***** Data provided
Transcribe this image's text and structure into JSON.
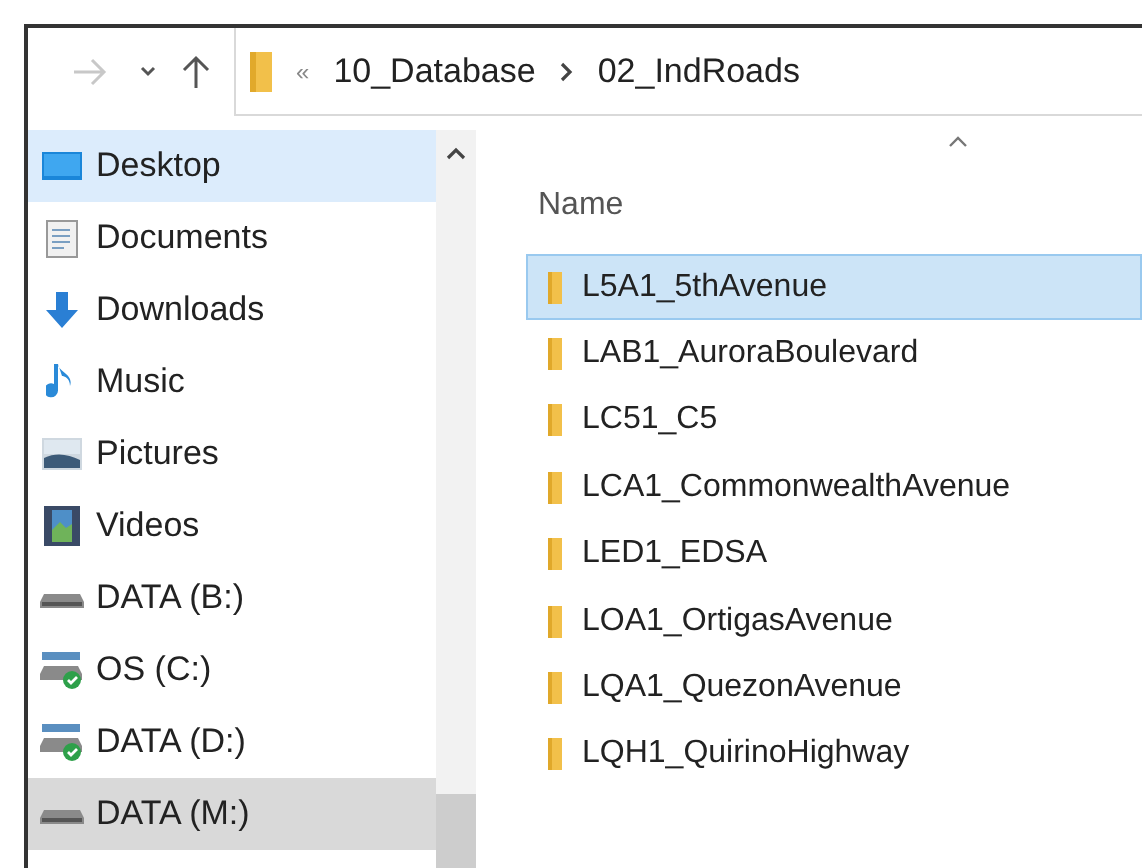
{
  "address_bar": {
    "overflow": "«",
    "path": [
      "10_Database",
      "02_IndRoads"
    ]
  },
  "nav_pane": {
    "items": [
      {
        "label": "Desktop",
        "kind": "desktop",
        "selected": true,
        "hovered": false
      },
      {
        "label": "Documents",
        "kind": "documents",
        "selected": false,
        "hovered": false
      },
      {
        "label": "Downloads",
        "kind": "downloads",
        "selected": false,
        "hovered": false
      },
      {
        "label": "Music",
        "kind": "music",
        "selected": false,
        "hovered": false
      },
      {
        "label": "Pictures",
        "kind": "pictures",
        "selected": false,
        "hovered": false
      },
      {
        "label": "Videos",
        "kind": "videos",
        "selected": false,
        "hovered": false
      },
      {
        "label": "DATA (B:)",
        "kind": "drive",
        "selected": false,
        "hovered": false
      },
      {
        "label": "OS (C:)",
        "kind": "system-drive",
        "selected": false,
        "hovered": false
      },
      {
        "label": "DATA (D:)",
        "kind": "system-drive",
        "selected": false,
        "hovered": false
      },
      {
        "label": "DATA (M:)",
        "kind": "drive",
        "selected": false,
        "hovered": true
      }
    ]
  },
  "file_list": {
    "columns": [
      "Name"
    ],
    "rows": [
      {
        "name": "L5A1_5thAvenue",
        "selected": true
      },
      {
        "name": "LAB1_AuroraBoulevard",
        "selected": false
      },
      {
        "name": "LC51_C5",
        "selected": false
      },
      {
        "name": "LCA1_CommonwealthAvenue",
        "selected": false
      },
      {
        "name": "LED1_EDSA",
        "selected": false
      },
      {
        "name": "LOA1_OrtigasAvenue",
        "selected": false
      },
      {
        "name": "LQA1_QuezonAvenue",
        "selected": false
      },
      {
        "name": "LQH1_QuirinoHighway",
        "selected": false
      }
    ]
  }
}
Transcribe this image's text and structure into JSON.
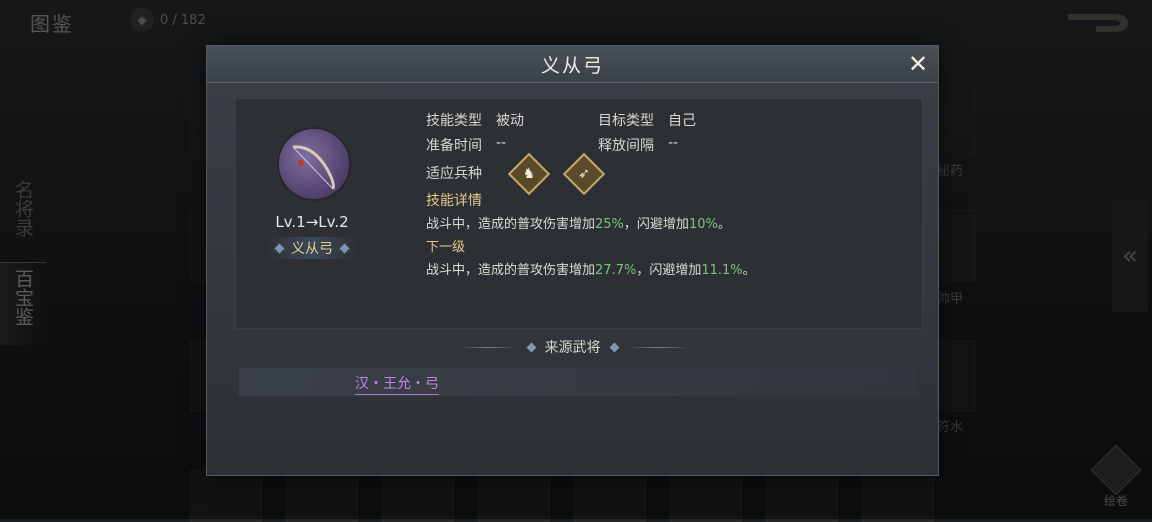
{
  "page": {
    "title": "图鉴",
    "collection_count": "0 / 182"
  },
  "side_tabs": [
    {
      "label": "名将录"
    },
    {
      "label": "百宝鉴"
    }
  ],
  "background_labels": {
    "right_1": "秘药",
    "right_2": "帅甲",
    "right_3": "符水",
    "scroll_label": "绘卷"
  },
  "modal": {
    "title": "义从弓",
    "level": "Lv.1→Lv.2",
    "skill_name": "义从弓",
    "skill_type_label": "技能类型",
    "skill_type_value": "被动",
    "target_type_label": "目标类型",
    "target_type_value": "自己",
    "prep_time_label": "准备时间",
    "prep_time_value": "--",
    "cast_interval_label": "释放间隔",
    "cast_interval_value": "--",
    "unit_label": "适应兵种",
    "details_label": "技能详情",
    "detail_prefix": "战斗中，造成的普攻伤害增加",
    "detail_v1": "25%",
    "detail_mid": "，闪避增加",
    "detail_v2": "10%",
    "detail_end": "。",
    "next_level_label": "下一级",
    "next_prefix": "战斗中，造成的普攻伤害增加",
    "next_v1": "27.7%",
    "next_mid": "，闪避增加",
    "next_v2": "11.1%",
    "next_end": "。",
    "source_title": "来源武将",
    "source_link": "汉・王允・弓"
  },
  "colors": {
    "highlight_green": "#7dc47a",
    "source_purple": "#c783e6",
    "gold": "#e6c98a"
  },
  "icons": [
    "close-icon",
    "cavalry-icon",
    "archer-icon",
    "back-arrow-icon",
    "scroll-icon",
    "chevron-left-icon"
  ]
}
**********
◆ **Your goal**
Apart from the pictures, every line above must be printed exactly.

◆ **Written solution**
Transcribe this image's text and structure into JSON.
{
  "address_bar": {
    "overflow": "«",
    "path": [
      "10_Database",
      "02_IndRoads"
    ]
  },
  "nav_pane": {
    "items": [
      {
        "label": "Desktop",
        "kind": "desktop",
        "selected": true,
        "hovered": false
      },
      {
        "label": "Documents",
        "kind": "documents",
        "selected": false,
        "hovered": false
      },
      {
        "label": "Downloads",
        "kind": "downloads",
        "selected": false,
        "hovered": false
      },
      {
        "label": "Music",
        "kind": "music",
        "selected": false,
        "hovered": false
      },
      {
        "label": "Pictures",
        "kind": "pictures",
        "selected": false,
        "hovered": false
      },
      {
        "label": "Videos",
        "kind": "videos",
        "selected": false,
        "hovered": false
      },
      {
        "label": "DATA (B:)",
        "kind": "drive",
        "selected": false,
        "hovered": false
      },
      {
        "label": "OS (C:)",
        "kind": "system-drive",
        "selected": false,
        "hovered": false
      },
      {
        "label": "DATA (D:)",
        "kind": "system-drive",
        "selected": false,
        "hovered": false
      },
      {
        "label": "DATA (M:)",
        "kind": "drive",
        "selected": false,
        "hovered": true
      }
    ]
  },
  "file_list": {
    "columns": [
      "Name"
    ],
    "rows": [
      {
        "name": "L5A1_5thAvenue",
        "selected": true
      },
      {
        "name": "LAB1_AuroraBoulevard",
        "selected": false
      },
      {
        "name": "LC51_C5",
        "selected": false
      },
      {
        "name": "LCA1_CommonwealthAvenue",
        "selected": false
      },
      {
        "name": "LED1_EDSA",
        "selected": false
      },
      {
        "name": "LOA1_OrtigasAvenue",
        "selected": false
      },
      {
        "name": "LQA1_QuezonAvenue",
        "selected": false
      },
      {
        "name": "LQH1_QuirinoHighway",
        "selected": false
      }
    ]
  }
}
Transcribe this image's text and structure into JSON.
{
  "page": {
    "title": "图鉴",
    "collection_count": "0 / 182"
  },
  "side_tabs": [
    {
      "label": "名将录"
    },
    {
      "label": "百宝鉴"
    }
  ],
  "background_labels": {
    "right_1": "秘药",
    "right_2": "帅甲",
    "right_3": "符水",
    "scroll_label": "绘卷"
  },
  "modal": {
    "title": "义从弓",
    "level": "Lv.1→Lv.2",
    "skill_name": "义从弓",
    "skill_type_label": "技能类型",
    "skill_type_value": "被动",
    "target_type_label": "目标类型",
    "target_type_value": "自己",
    "prep_time_label": "准备时间",
    "prep_time_value": "--",
    "cast_interval_label": "释放间隔",
    "cast_interval_value": "--",
    "unit_label": "适应兵种",
    "details_label": "技能详情",
    "detail_prefix": "战斗中，造成的普攻伤害增加",
    "detail_v1": "25%",
    "detail_mid": "，闪避增加",
    "detail_v2": "10%",
    "detail_end": "。",
    "next_level_label": "下一级",
    "next_prefix": "战斗中，造成的普攻伤害增加",
    "next_v1": "27.7%",
    "next_mid": "，闪避增加",
    "next_v2": "11.1%",
    "next_end": "。",
    "source_title": "来源武将",
    "source_link": "汉・王允・弓"
  },
  "colors": {
    "highlight_green": "#7dc47a",
    "source_purple": "#c783e6",
    "gold": "#e6c98a"
  },
  "icons": [
    "close-icon",
    "cavalry-icon",
    "archer-icon",
    "back-arrow-icon",
    "scroll-icon",
    "chevron-left-icon"
  ]
}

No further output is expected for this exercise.